Castelli sued the Knights of Columbus pursuant to a dram-shop claim. Castelli’s suit also named as defendants PECO Energy and PennDOT, pursuant to an allegation that the roadway was not properly illuminated at the time of her accident, Robert and Andrea Weldon, the owners of the property where the downed tree had stood, on a theory that the downed tree had been poorly maintained, and a company that apparently had previously serviced the tree, Rick’s Expert Tree Service. Castelli subsequently voluntarily dismissed all of the defendants save for the Knights of Columbus, and a high-low agreement of $700,000-$125,000 was entered into.

According to Castelli’s toxicology expert, Pennsylvania law does not require liquor licensees to administer a breath test to patrons, but it does require them to observe and be attentive to visible signs of intoxication of a patron. The Knights of Columbus failed in this regard, opined the expert. The toxicologist estimated that it was between 2:30 p.m. and 3:30 p.m. that Castelli would have begun showing visible signs of intoxication — e.g., being more animated, slurring her speech, stumbling — all of which were consistent with employees’ testimonies, according to her counsel.

The defense denied any liability and maintained that Castelli, as an adult, was responsible for her own actions. It was stressed that Castelli herself was a bartender.

Following the crash, Castelli was transported by ambulance to a hospital, where she was admitted and treated for the next 11 days. She was treated for bruising to her cervical spine, which required surgical removal of her C4, C5, C6 and C7 discs. A second surgery was performed, in which screws and plates were implanted in her neck.

Castelli reportedly initially demonstrated signs of quadriplegia, but was later diagnosed with quadriparesis. She claimed she suffered deficits in all of her limbs, more so on her right (dominant) side. Following her hospitalization, Castelli was transferred to inpatient care at Magee Rehabilitation Hospital, where she treated for two months. She then underwent another couple of months of outpatient care. During that time, Castelli allegedly had to relearn how to walk; she initially started in a wheelchair. It was also claimed that she could not fully lift her arms above her head for two years, forcing her to have to relearn how to bathe and feed herself.
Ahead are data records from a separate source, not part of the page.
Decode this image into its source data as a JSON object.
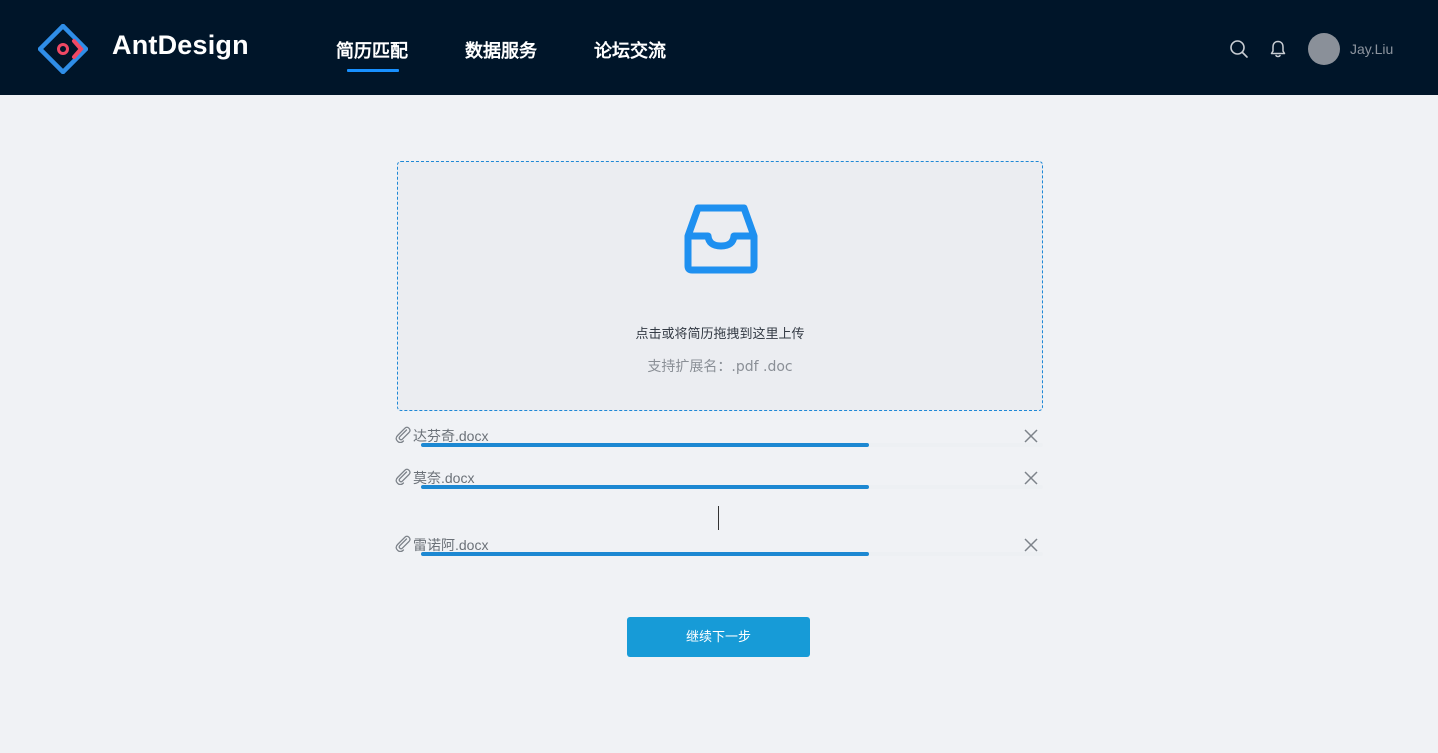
{
  "header": {
    "brand": "AntDesign",
    "nav": [
      {
        "label": "简历匹配",
        "active": true
      },
      {
        "label": "数据服务",
        "active": false
      },
      {
        "label": "论坛交流",
        "active": false
      }
    ],
    "user_name": "Jay.Liu",
    "icons": [
      "search-icon",
      "bell-icon"
    ]
  },
  "upload": {
    "title": "点击或将简历拖拽到这里上传",
    "hint": "支持扩展名：.pdf .doc",
    "icon": "inbox-icon"
  },
  "files": [
    {
      "name": "达芬奇.docx",
      "progress": 0.72
    },
    {
      "name": "莫奈.docx",
      "progress": 0.72
    },
    {
      "name": "雷诺阿.docx",
      "progress": 0.72
    }
  ],
  "next_button": "继续下一步",
  "colors": {
    "header_bg": "#001529",
    "accent": "#1890ff",
    "button": "#179bd7",
    "page_bg": "#f0f2f5"
  }
}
At the time of trial, Castelli walked with a spastic gait, as her right foot dragged when she walked. She requires a cane but does not use one. Castelli’s retained neurosurgery expert opined that because of the severe trauma Castelli sustained during the March 2008 accident, Castelli will most likely suffer a neurological relapse in the next 10 to 15 years, in which she could sustain more paralysis throughout her body. Currently, Castelli cannot grasp objects with her hands and is unable to make a fist or point, so she is forced to form an inward cupping motion with her hand in order to perform tasks such as picking up a piece of paper. She lacks full strength and dexterity in her limbs, according to the expert. No future medical treatment was suggested.
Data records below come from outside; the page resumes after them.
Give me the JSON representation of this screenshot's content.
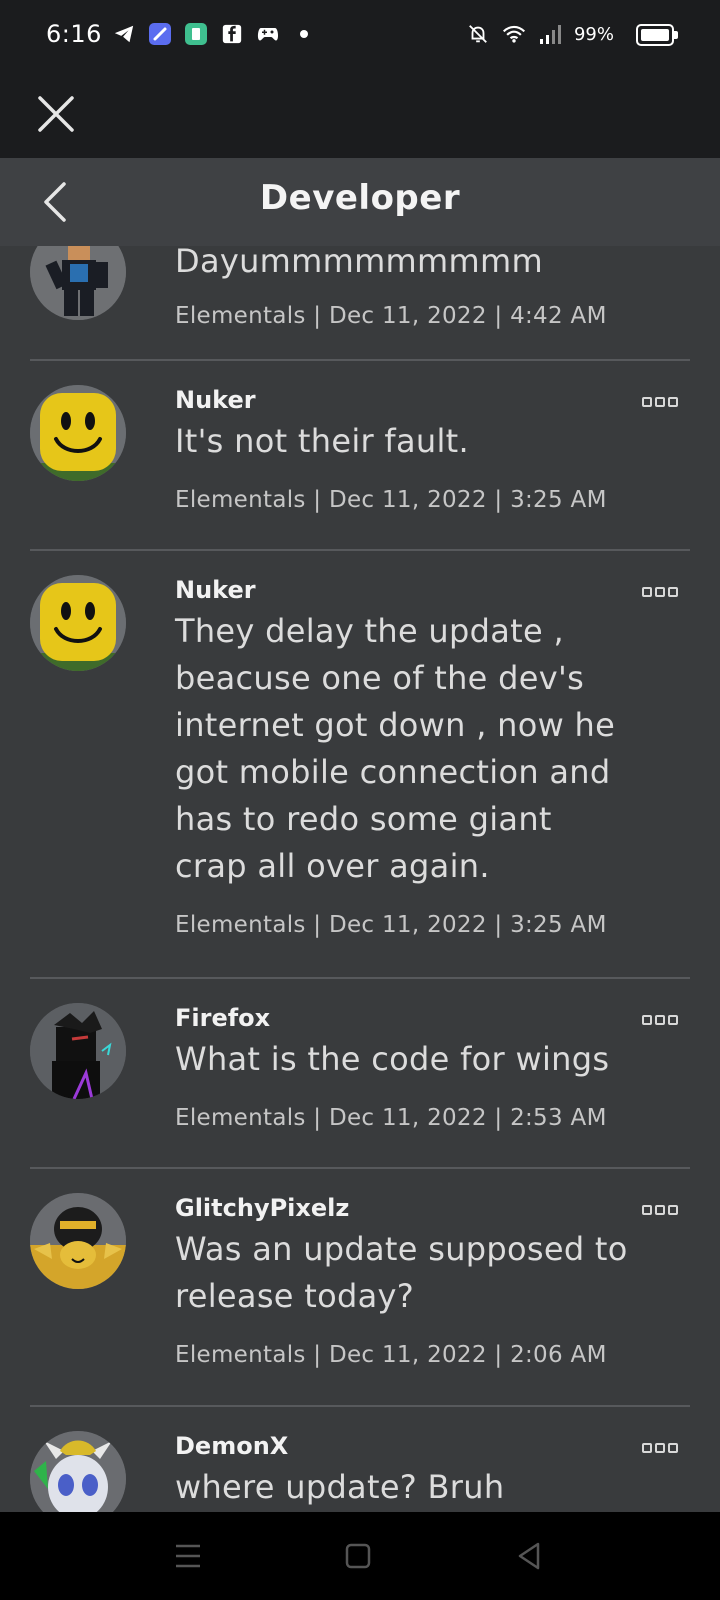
{
  "status_bar": {
    "time": "6:16",
    "battery_text": "99%",
    "left_icons": [
      "telegram-icon",
      "app-icon-blue",
      "app-icon-green",
      "facebook-icon",
      "gamepad-icon",
      "dot-icon"
    ],
    "right_icons": [
      "bell-off-icon",
      "wifi-icon",
      "signal-icon",
      "battery-icon"
    ]
  },
  "header": {
    "title": "Developer"
  },
  "posts": [
    {
      "author": "",
      "message": "Dayummmmmmmmm",
      "meta": "Elementals | Dec 11, 2022 | 4:42 AM",
      "avatar": "avatar-blocky"
    },
    {
      "author": "Nuker",
      "message": "It's not their fault.",
      "meta": "Elementals | Dec 11, 2022 | 3:25 AM",
      "avatar": "avatar-smiley"
    },
    {
      "author": "Nuker",
      "message": "They delay the update , beacuse one of the dev's internet got down , now he got mobile connection and has to redo some giant crap all over again.",
      "meta": "Elementals | Dec 11, 2022 | 3:25 AM",
      "avatar": "avatar-smiley"
    },
    {
      "author": "Firefox",
      "message": "What is the code for wings",
      "meta": "Elementals | Dec 11, 2022 | 2:53 AM",
      "avatar": "avatar-dark"
    },
    {
      "author": "GlitchyPixelz",
      "message": "Was an update supposed to release today?",
      "meta": "Elementals | Dec 11, 2022 | 2:06 AM",
      "avatar": "avatar-yellow"
    },
    {
      "author": "DemonX",
      "message": "where update? Bruh",
      "meta": "",
      "avatar": "avatar-demon"
    }
  ],
  "colors": {
    "background": "#393b3d",
    "header": "#3f4144",
    "topbar": "#1b1c1e"
  }
}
At the time of trial, Castelli worked 10-hour weeks as a receptionist at a car dealership. Castelli’s vocational-rehabilitation expert credited her for continuing to work, but opined that, given her functional deficits and anticipated degeneration, she would not be able to continue working to a typical retirement age. Castelli’s suit sought to recover between $590,543 and $759,526 in damages for past and future lost earnings. Her suit further sought unspecified amounts of non-economic damages, for past and future pain and suffering.

The defense, which did not retain a medical expert in conjunction with the litigation, cited Castelli’s pre-existing condition of carpal tunnel in arguing that her ongoing complaints could be attributed to that condition.

— This report first appeared in VerdictSearch Pennsylvania, a publication of ALM •